The Prophet came to our house when we had gone to our beds. (On seeing the Prophet) we were going to get up, but he said, ‘Keep at your places,’ I felt the coolness of the Prophet’s feet on my chest. Then he said, ‘Shall I tell you a thing which is better than what you asked me for? When you go to your beds, say: Allahu Akbar (i.e. Allah is Greater) for 34 times, and Al hamdu Li llah (i.e. all the praises are for Allah) for 33 times, and Subhan Allah (i.e. Glorified be Allah) for 33 times. This is better for you than what you have requested’” [Sahih Bukhari].
5. Draw Inspiration from the Prophet :
Our holy Prophet taught us the importance of not overdoing things as well as making sure that we can perform ibadah properly and actively, if we are able to.

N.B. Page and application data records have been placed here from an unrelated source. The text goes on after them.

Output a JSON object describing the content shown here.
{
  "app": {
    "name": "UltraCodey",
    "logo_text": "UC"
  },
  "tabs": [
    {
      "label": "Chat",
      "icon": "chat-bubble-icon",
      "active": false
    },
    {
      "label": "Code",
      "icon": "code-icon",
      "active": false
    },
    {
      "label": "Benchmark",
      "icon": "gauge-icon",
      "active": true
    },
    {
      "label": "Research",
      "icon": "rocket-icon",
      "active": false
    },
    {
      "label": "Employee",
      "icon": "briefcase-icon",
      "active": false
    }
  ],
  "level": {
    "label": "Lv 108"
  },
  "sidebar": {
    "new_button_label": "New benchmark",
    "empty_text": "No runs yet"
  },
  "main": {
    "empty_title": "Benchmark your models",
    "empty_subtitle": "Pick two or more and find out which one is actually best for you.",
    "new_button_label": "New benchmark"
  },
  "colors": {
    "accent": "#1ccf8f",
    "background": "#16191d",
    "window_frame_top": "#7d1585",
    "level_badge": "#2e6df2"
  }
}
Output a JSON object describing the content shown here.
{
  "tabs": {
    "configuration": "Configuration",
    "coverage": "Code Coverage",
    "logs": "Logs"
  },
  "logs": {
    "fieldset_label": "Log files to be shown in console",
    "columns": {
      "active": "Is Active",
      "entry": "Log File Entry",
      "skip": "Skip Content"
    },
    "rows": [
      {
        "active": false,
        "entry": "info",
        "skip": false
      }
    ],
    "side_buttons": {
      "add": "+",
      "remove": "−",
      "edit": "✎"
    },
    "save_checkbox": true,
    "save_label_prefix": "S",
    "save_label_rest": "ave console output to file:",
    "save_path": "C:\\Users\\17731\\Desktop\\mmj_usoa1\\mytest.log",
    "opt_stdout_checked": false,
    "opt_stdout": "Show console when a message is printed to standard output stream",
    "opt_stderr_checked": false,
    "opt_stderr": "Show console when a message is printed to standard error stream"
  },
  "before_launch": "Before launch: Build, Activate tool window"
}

It was narrated by Anas bin Malik : “Once the Prophet entered the masjid and saw a rope hanging in between its two pillars. He said, “What is this rope?” The people said, ‘This rope is for Zainab who, when she feels tired, holds it (to keep standing for the prayer).’ The Prophet said, ‘Don’t use it. Remove the rope. You should pray as long as you feel active, and when you get tired, sit down’” [Sahih Bukhari].
On another account the Prophet showed us his understanding regarding tiredness of the body when fasting as it was narrated by ‘Abdullah bin ‘Amr bin Al-’As :
“The Prophet said to me, ‘You fast daily all the year and pray every night all the night?’ I replied in the affirmative. The Prophet said, ‘If you keep on doing this, your eyes will become weak and your body will get tired. He who fasts all the year is as he who did not fast at all. The fasting of three days (a month) will be equal to the tasting of the whole year.’ I replied, ‘I have the power for more than this.’
The Prophet said, ‘Then fast like the fasting of David who used to fast on alternate days and would never flee from the battle field, on meeting the enemy’” [Sahih Bukhari].
Drawing from the guidance our Holy Prophet has given us about tiredness during fasting, we can see that there are many ways which we can combat fatigue and regain energy to complete our tasks during the day efficiently, and with motivation. May Allah make it easy for all mothers and families during this blessed month of Ramadan – I hope that these tips will be beneficial in making this Ramadan a truly productive one.
About the Author:
Tasnim Nazeer is a Freelance Journalist and Financial Reporter for Business Media Group’s Global Islamic Finance Magazine. She has written for a variety of print and online publications including CNN International, The Huffington Post, and The Muslim News, and is the author of the children’s book Allah’s Gifts, published by Greenbird Books. She was shortlisted for the Asian Women of Achievement 2012, The Muslim Writers Awards Young Journalist of the Year Shortlist 2011, and is listed as a Top 40 under 40 in MB Muslima, an American-based Magazine. Other accolades include receiving the Universal Peace Federation Ambassador for World Peace Award in promoting interfaith relations. For more information visit her website: www.tasnimnazeer.com